Friction stir welding is a still-young and thus often unfamiliar pressure welding process for joining flat components and semi-finished components made of light metals.
Scientists at the University of Stuttgart have now developed two new process variants that will considerably expand the areas of application for friction stir welding.
Technologie-Lizenz-Büro (TLB) GmbH supports the University of Stuttgart in patenting and marketing its innovations.

Friction stir welding is a still-young and thus often unfamiliar pressure welding process for joining flat components and semi-finished components made of...

Im Focus: First quantum photonic circuit with electrically driven light source

Optical quantum computers can revolutionize computer technology. A team of researchers led by scientists from Münster University and KIT now succeeded in putting a quantum optical experimental set-up onto a chip. In doing so, they have met one of the requirements for making it possible to use photonic circuits for optical quantum computers.

Optical quantum computers are what people are pinning their hopes on for tomorrow’s computer technology – whether for tap-proof data encryption, ultrafast...

Im Focus: OLED microdisplays in data glasses for improved human-machine interaction

The Fraunhofer Institute for Organic Electronics, Electron Beam and Plasma Technology FEP has been developing various applications for OLED microdisplays based on organic semiconductors. By integrating the capabilities of an image sensor directly into the microdisplay, eye movements can be recorded by the smart glasses and utilized for guidance and control functions, as one example. The new design will be debuted at Augmented World Expo Europe (AWE) in Berlin at Booth B25, October 18th – 19th.

“Augmented-reality” and “wearables” have become terms we encounter almost daily. Both can make daily life a little simpler and provide valuable assistance for...
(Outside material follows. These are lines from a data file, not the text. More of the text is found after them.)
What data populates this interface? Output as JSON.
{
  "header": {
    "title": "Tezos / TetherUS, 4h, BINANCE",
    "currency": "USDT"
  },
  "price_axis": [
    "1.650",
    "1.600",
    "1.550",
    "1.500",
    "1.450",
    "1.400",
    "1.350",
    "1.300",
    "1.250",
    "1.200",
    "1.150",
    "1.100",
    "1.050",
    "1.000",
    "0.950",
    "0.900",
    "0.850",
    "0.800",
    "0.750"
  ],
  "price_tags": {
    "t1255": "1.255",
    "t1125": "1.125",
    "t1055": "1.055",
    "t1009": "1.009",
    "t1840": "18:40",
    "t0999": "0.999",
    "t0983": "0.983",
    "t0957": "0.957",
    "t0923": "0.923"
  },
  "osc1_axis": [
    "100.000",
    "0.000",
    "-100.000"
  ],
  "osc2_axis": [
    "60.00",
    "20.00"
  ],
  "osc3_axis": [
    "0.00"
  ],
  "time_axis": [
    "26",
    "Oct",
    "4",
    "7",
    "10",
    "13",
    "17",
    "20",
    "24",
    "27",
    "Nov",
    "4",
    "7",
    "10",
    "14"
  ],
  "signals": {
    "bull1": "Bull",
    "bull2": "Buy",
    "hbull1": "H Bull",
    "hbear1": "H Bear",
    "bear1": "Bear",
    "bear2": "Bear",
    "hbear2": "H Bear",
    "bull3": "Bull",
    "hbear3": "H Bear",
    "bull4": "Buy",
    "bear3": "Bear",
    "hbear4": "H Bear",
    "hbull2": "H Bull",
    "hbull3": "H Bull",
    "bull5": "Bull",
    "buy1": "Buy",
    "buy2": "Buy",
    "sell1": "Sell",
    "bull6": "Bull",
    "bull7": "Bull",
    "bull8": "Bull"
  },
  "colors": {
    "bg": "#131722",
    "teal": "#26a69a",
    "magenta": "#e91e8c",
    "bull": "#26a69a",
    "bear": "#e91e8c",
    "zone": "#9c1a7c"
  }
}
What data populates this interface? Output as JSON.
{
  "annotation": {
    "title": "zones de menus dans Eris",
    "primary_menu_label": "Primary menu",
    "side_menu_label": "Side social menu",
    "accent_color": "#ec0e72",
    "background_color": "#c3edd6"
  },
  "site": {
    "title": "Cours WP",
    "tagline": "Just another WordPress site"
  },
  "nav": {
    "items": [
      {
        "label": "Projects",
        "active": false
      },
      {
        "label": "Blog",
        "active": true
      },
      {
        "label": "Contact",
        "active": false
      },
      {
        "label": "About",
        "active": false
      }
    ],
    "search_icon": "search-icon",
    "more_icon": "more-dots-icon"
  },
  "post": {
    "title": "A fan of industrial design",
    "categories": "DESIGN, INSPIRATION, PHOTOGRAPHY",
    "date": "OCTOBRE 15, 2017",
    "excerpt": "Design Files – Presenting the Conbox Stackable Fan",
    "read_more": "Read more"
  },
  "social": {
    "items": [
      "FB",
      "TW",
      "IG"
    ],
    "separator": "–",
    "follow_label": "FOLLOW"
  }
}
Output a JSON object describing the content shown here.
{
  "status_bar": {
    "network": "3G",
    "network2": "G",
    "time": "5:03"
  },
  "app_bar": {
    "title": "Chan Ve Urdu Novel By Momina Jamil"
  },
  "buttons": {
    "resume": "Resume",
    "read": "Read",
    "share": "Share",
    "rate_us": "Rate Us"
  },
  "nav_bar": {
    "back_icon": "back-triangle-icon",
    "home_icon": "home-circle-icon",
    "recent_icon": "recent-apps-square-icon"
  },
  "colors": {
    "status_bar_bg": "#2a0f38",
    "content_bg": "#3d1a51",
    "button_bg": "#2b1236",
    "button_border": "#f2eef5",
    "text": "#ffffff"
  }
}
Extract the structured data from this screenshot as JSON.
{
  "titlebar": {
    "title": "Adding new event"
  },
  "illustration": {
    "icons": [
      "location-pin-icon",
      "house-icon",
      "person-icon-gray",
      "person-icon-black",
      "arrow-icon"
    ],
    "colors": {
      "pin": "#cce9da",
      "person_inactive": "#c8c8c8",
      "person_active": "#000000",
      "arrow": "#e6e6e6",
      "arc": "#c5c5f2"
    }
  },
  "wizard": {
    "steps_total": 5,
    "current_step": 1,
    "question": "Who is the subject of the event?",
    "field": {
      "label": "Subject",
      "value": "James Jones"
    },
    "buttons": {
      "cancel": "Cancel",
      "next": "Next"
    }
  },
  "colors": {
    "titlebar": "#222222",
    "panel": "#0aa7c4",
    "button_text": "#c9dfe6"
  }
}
Im Focus: Artificial Intelligence Helps in the Discovery of New Materials

With the help of artificial intelligence, chemists from the University of Basel in Switzerland have computed the characteristics of about two million crystals made up of four chemical elements. The researchers were able to identify 90 previously unknown thermodynamically stable crystals that can be regarded as new materials. They report on their findings in the scientific journal Physical Review Letters.

Elpasolite is a glassy, transparent, shiny and soft mineral with a cubic crystal structure. First discovered in El Paso County (Colorado, USA), it can also be...

Im Focus: Complex hardmetal tools out of the 3D printer

For the first time, Fraunhofer IKTS shows additively manufactured hardmetal tools at WorldPM 2016 in Hamburg. Mechanical, chemical as well as a high heat resistance and extreme hardness are required from tools that are used in mechanical and automotive engineering or in plastics and building materials industry. Researchers at the Fraunhofer Institute for Ceramic Technologies and Systems IKTS in Dresden managed the production of complex hardmetal tools via 3D printing in a quality that are in no way inferior to conventionally produced high-performance tools.

Fraunhofer IKTS counts decades of proven expertise in the development of hardmetals. To date, reliable cutting, drilling, pressing and stamping tools made of...

All Focus news of the innovation-report >>>

Anzeige

Anzeige

Event News

European Health Forum Gastein 2016 kicks off today

28.09.2016 | Event News

Laser use for neurosurgery and biofabrication - LaserForum 2016 focuses on medical technology

27.09.2016 | Event News

Experts from industry and academia discuss the future mobile telecommunications standard 5G

23.09.2016 | Event News

 
Latest News

New imaging technique in Alzheimer’s disease - opens up possibilities for new drug development

28.09.2016 | Medical Engineering

Innovate coating extends the life of materials for industrial use

28.09.2016 | Materials Sciences

Blockchain Set to Transform the Financial Services Market

28.09.2016 | Business and Finance

VideoLinks
B2B-VideoLinks
More VideoLinks >>>